things that should happen more often
media is prone to dwelling on the negatives of air travel. But look on the
bright side: airlines' lost
bag and punctuality rates are the best they've been in 20 years, at least
in the US. [USA Today]
when paying top dollar for a hotel room, internet fees can be extortionate.
Here are four ways to avoid paying for hotel wi-fi. [Mashable]
videos and wacky news stories that went viral on the Web this week
geographer at Sheffield University in England designed a world map based on Olympic medal totals. The ranking greatly increased the size of the UK,
but forced Greenland completely off the map. An alternate map based on medals per capita puts Grenada in the lead. [Guardian; Medals Per
the 35th anniversary of Elvis Presley’s death, can you believe it? Here’s a
slide show of Elvis-themed attractions worth visiting, like
the Heartbreak Hotel and, of course, Graceland. [HuffPostTravel]
on folks, we’re in for a rocky ride
pair of Swedish roommates using Airbnb returned from vacation to find their

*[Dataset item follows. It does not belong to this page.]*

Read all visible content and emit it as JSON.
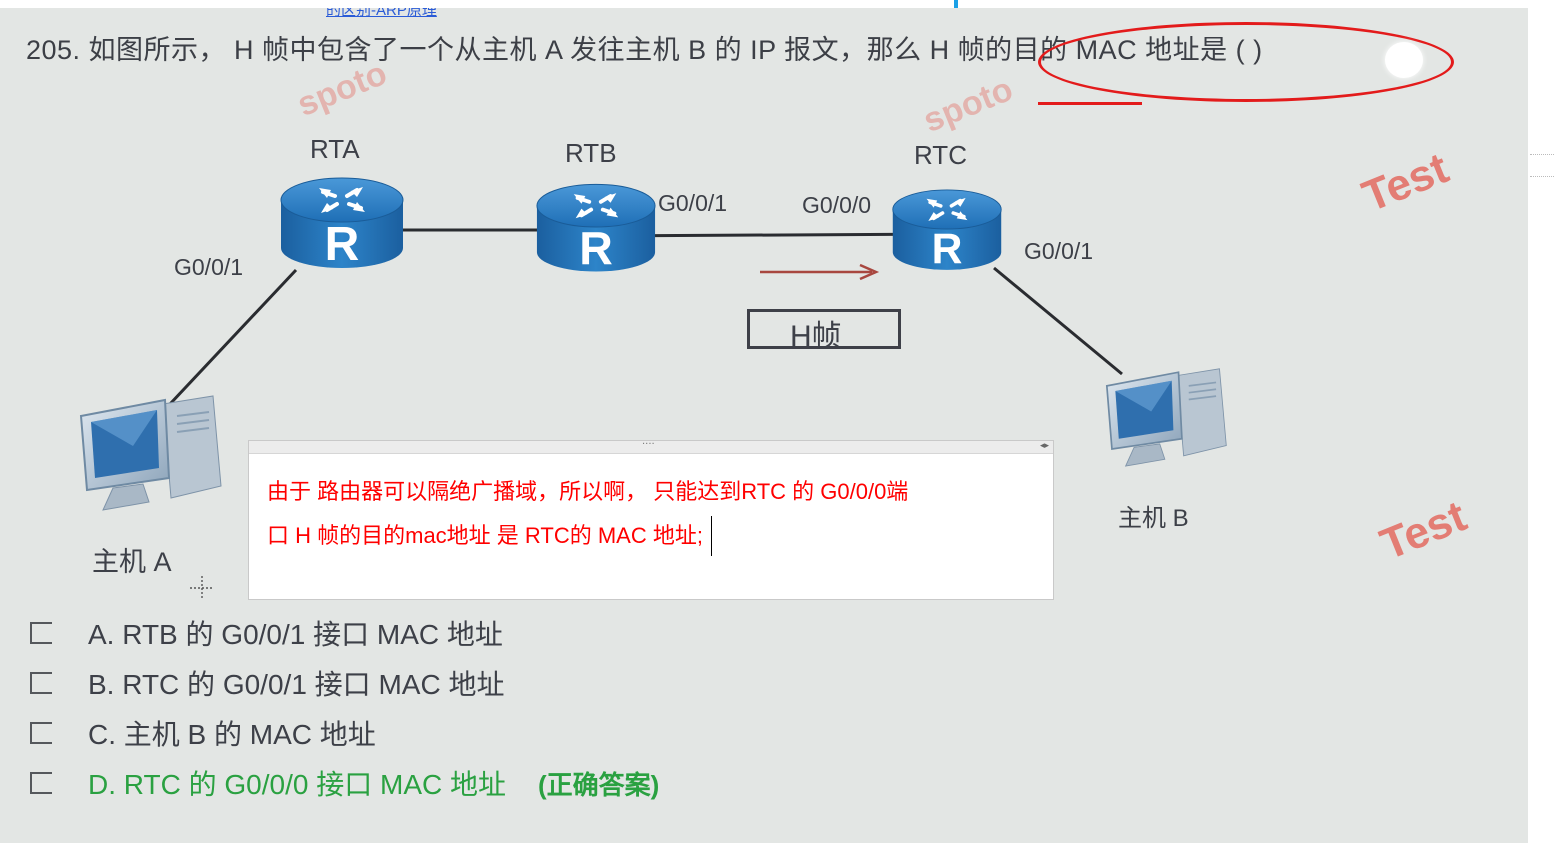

home had been raided by police after the renters reportedly used it as a brothel. [Gadling]
been seven months since the Costa Concordia crashed, yet tourists are already
queueing to buy tickets for a ferry ride to get photos with the half-submerged
wreck. Some critics question
whether it's too soon for disaster tourism. [Daily Mail]
flight attendant forced a nonverbal, autistic teen to turn off her iPad, the
girl's sole form of communication. Following the incident the internet was in
an uproar, begging the question whether an exception should have been made or
if whether it’s just time to change the policy on pre-flight electronic use.
"In brief"? Talk with us on Twitter @BBC_Travel or with the hashtag #bbcinbrief.